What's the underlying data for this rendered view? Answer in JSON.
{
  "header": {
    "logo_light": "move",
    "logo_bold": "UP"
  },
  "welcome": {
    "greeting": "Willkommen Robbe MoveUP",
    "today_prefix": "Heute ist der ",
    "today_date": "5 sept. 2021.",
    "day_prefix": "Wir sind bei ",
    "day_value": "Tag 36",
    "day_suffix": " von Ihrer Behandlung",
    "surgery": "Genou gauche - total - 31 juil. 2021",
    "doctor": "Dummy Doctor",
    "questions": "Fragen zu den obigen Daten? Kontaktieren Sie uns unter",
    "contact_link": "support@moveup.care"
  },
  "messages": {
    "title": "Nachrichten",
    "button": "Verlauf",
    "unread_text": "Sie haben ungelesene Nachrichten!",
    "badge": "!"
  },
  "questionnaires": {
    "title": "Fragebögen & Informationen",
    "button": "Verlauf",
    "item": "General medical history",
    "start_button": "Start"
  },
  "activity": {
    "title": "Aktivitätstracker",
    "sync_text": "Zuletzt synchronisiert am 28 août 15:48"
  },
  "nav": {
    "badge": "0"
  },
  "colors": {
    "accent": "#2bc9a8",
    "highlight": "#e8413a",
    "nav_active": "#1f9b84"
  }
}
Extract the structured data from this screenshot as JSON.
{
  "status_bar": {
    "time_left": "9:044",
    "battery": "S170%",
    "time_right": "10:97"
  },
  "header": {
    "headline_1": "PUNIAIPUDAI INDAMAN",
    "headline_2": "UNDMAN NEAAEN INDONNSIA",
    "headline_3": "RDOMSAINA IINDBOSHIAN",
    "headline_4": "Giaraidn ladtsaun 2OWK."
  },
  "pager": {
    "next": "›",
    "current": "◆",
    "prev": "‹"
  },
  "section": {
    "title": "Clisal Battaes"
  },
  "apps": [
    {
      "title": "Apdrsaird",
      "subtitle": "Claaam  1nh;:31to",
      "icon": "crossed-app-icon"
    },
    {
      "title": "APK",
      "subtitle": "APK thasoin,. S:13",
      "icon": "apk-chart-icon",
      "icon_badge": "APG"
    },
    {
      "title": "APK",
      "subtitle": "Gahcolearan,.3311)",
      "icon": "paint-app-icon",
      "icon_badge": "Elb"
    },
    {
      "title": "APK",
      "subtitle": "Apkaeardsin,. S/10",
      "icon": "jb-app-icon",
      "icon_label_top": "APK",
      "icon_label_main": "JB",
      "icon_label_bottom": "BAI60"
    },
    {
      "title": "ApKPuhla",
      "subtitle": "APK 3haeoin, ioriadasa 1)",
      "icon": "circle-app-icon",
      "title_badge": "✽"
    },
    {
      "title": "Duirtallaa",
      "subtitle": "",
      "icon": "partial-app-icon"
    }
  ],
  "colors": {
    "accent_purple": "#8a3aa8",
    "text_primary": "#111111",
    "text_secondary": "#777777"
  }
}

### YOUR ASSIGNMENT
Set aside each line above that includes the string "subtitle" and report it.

### TASK OUTPUT
      "subtitle": "Claaam  1nh;:31to",
      "subtitle": "APK thasoin,. S:13",
      "subtitle": "Gahcolearan,.3311)",
      "subtitle": "Apkaeardsin,. S/10",
      "subtitle": "APK 3haeoin, ioriadasa 1)",
      "subtitle": "",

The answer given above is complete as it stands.